-- Data shown --
====================

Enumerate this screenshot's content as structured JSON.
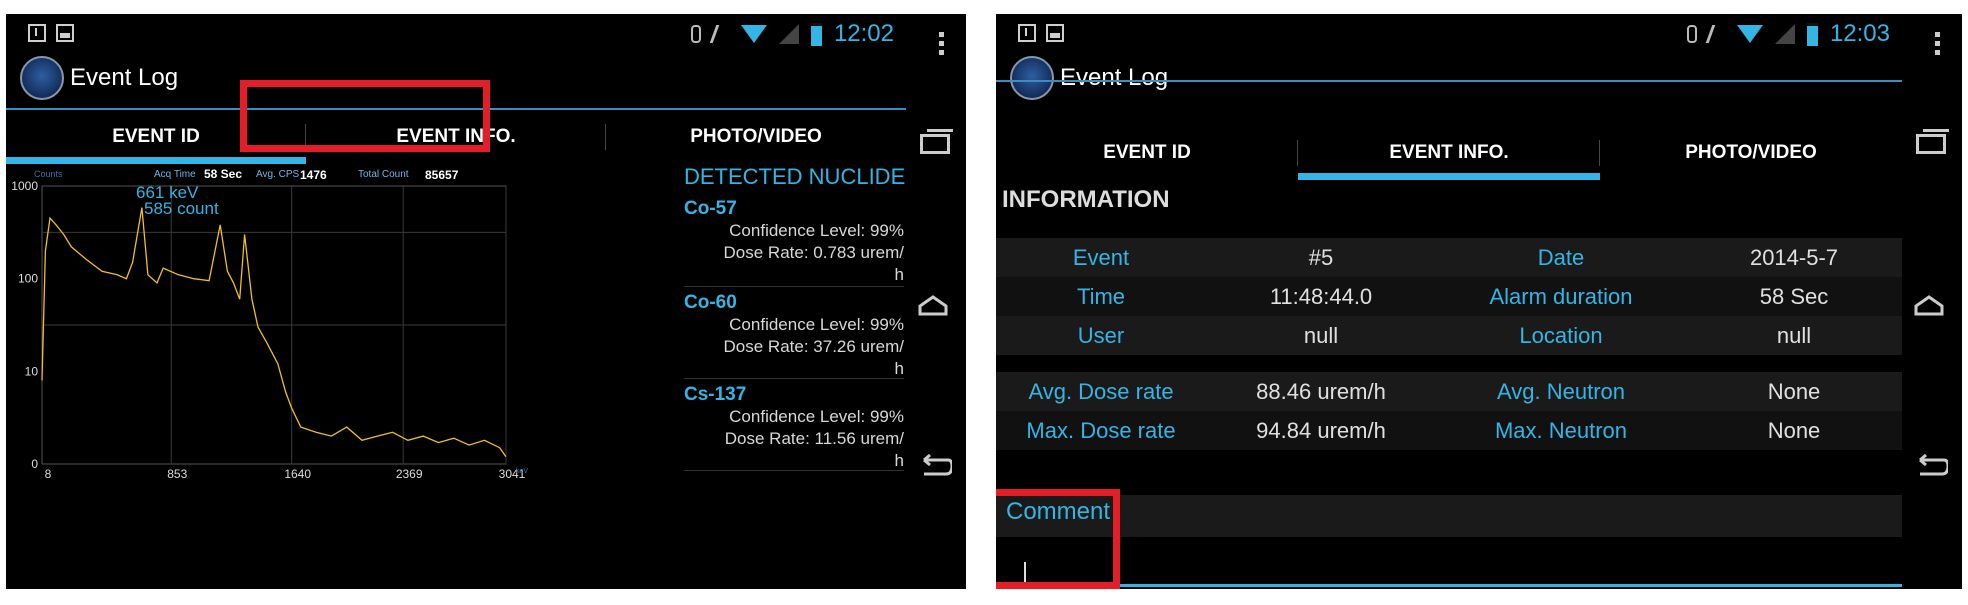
{
  "colors": {
    "accent": "#33b5e5",
    "highlight": "#e41e26",
    "spectrum": "#f0c020"
  },
  "screens": [
    {
      "status": {
        "time": "12:02"
      },
      "app_title": "Event Log",
      "tabs": [
        {
          "label": "EVENT ID"
        },
        {
          "label": "EVENT INFO."
        },
        {
          "label": "PHOTO/VIDEO"
        }
      ],
      "selected_tab": "EVENT ID",
      "spectrum_header": {
        "counts_label": "Counts",
        "acq_time_label": "Acq Time",
        "acq_time_value": "58 Sec",
        "avg_cps_label": "Avg. CPS",
        "avg_cps_value": "1476",
        "total_count_label": "Total Count",
        "total_count_value": "85657"
      },
      "chart_data": {
        "type": "line",
        "title": "",
        "xlabel": "keV",
        "ylabel": "Counts",
        "y_scale": "log",
        "ylim": [
          1,
          1000
        ],
        "y_ticks": [
          "1000",
          "100",
          "10",
          "0"
        ],
        "x_ticks": [
          "8",
          "853",
          "1640",
          "2369",
          "3041"
        ],
        "xlim": [
          8,
          3041
        ],
        "annotation": {
          "energy": "661 keV",
          "count": "585 count"
        },
        "series": [
          {
            "x": [
              8,
              30,
              60,
              100,
              150,
              200,
              300,
              400,
              500,
              560,
              600,
              661,
              700,
              760,
              800,
              900,
              1000,
              1100,
              1173,
              1220,
              1260,
              1300,
              1332,
              1380,
              1420,
              1480,
              1550,
              1600,
              1640,
              1700,
              1800,
              1900,
              2000,
              2100,
              2200,
              2300,
              2400,
              2500,
              2600,
              2700,
              2800,
              2900,
              3000,
              3041
            ],
            "y": [
              8,
              200,
              450,
              380,
              300,
              220,
              160,
              120,
              110,
              100,
              150,
              585,
              110,
              90,
              130,
              110,
              100,
              95,
              380,
              120,
              90,
              60,
              300,
              60,
              30,
              20,
              12,
              6,
              4,
              2.5,
              2.2,
              2,
              2.5,
              1.8,
              2,
              2.2,
              1.8,
              2,
              1.7,
              1.9,
              1.6,
              1.8,
              1.5,
              1.2
            ]
          }
        ]
      },
      "nuclide_panel": {
        "heading": "DETECTED NUCLIDE",
        "items": [
          {
            "name": "Co-57",
            "confidence": "Confidence Level: 99%",
            "dose": "Dose Rate: 0.783 urem/",
            "dose_unit": "h"
          },
          {
            "name": "Co-60",
            "confidence": "Confidence Level: 99%",
            "dose": "Dose Rate: 37.26 urem/",
            "dose_unit": "h"
          },
          {
            "name": "Cs-137",
            "confidence": "Confidence Level: 99%",
            "dose": "Dose Rate: 11.56 urem/",
            "dose_unit": "h"
          }
        ]
      }
    },
    {
      "status": {
        "time": "12:03"
      },
      "app_title": "Event Log",
      "tabs": [
        {
          "label": "EVENT ID"
        },
        {
          "label": "EVENT INFO."
        },
        {
          "label": "PHOTO/VIDEO"
        }
      ],
      "selected_tab": "EVENT INFO.",
      "info_title": "INFORMATION",
      "info_rows_top": [
        {
          "k1": "Event",
          "v1": "#5",
          "k2": "Date",
          "v2": "2014-5-7"
        },
        {
          "k1": "Time",
          "v1": "11:48:44.0",
          "k2": "Alarm duration",
          "v2": "58 Sec"
        },
        {
          "k1": "User",
          "v1": "null",
          "k2": "Location",
          "v2": "null"
        }
      ],
      "info_rows_bottom": [
        {
          "k1": "Avg. Dose rate",
          "v1": "88.46 urem/h",
          "k2": "Avg. Neutron",
          "v2": "None"
        },
        {
          "k1": "Max. Dose rate",
          "v1": "94.84 urem/h",
          "k2": "Max. Neutron",
          "v2": "None"
        }
      ],
      "comment_label": "Comment",
      "comment_value": ""
    }
  ]
}
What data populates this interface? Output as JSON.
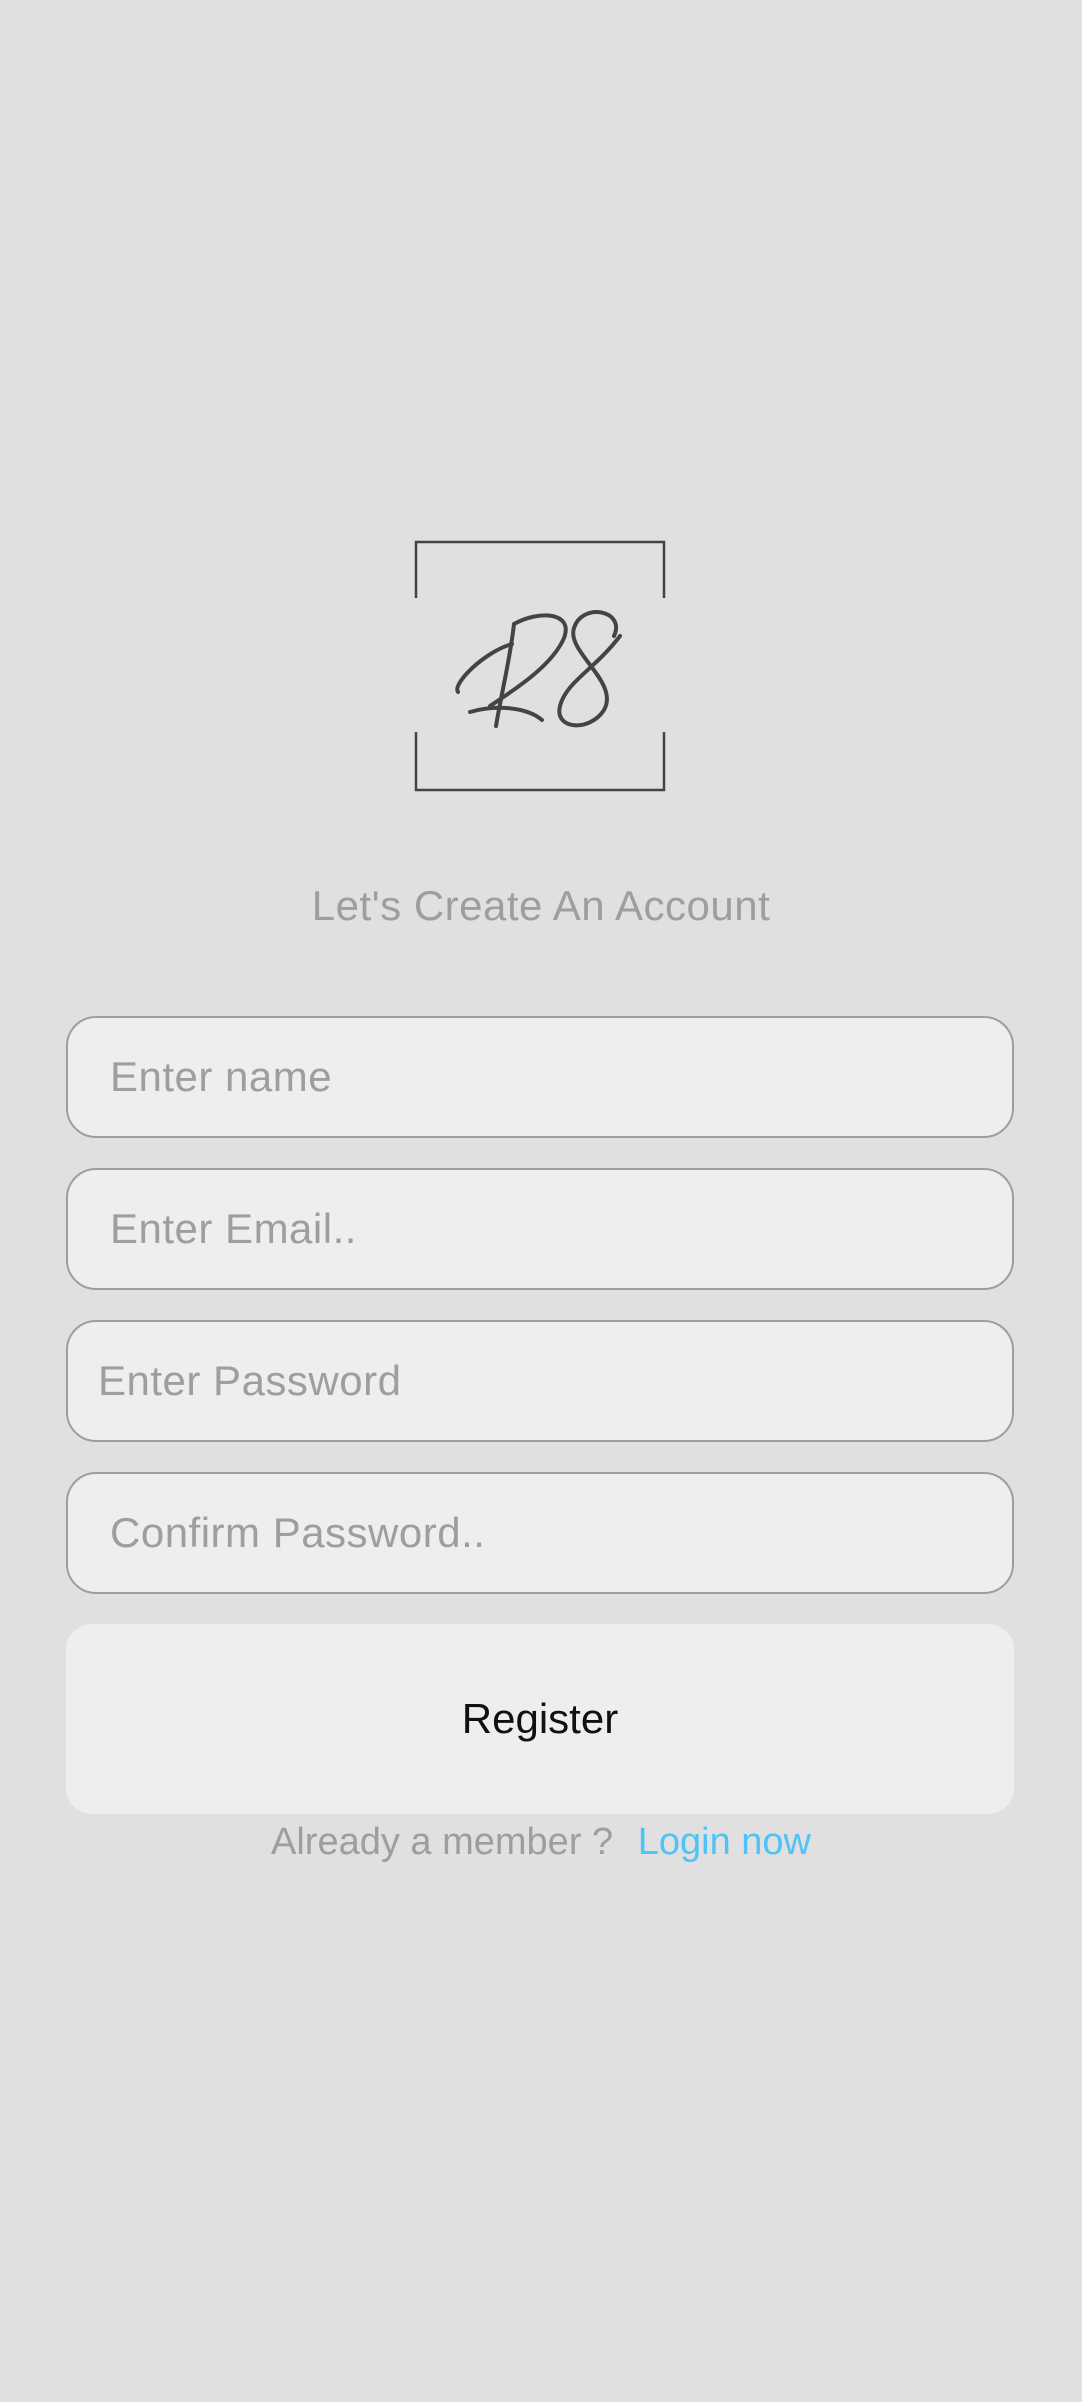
{
  "logo": {
    "text": "R8",
    "icon": "r8-monogram-logo",
    "stroke_color": "#444444"
  },
  "header": {
    "subtitle": "Let's Create An Account"
  },
  "form": {
    "name_placeholder": "Enter name",
    "email_placeholder": "Enter Email..",
    "password_placeholder": "Enter Password",
    "confirm_placeholder": "Confirm Password..",
    "register_label": "Register"
  },
  "footer": {
    "prompt": "Already a member ?",
    "login_label": "Login now",
    "link_color": "#4fc3f7"
  },
  "colors": {
    "background": "#e0e0e0",
    "field_background": "#eeeeee",
    "muted_text": "#9e9e9e"
  }
}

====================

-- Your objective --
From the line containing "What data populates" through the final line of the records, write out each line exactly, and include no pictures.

-- Response area --
What data populates this interface? Output as JSON.
{
  "logo": {
    "text": "R8",
    "icon": "r8-monogram-logo",
    "stroke_color": "#444444"
  },
  "header": {
    "subtitle": "Let's Create An Account"
  },
  "form": {
    "name_placeholder": "Enter name",
    "email_placeholder": "Enter Email..",
    "password_placeholder": "Enter Password",
    "confirm_placeholder": "Confirm Password..",
    "register_label": "Register"
  },
  "footer": {
    "prompt": "Already a member ?",
    "login_label": "Login now",
    "link_color": "#4fc3f7"
  },
  "colors": {
    "background": "#e0e0e0",
    "field_background": "#eeeeee",
    "muted_text": "#9e9e9e"
  }
}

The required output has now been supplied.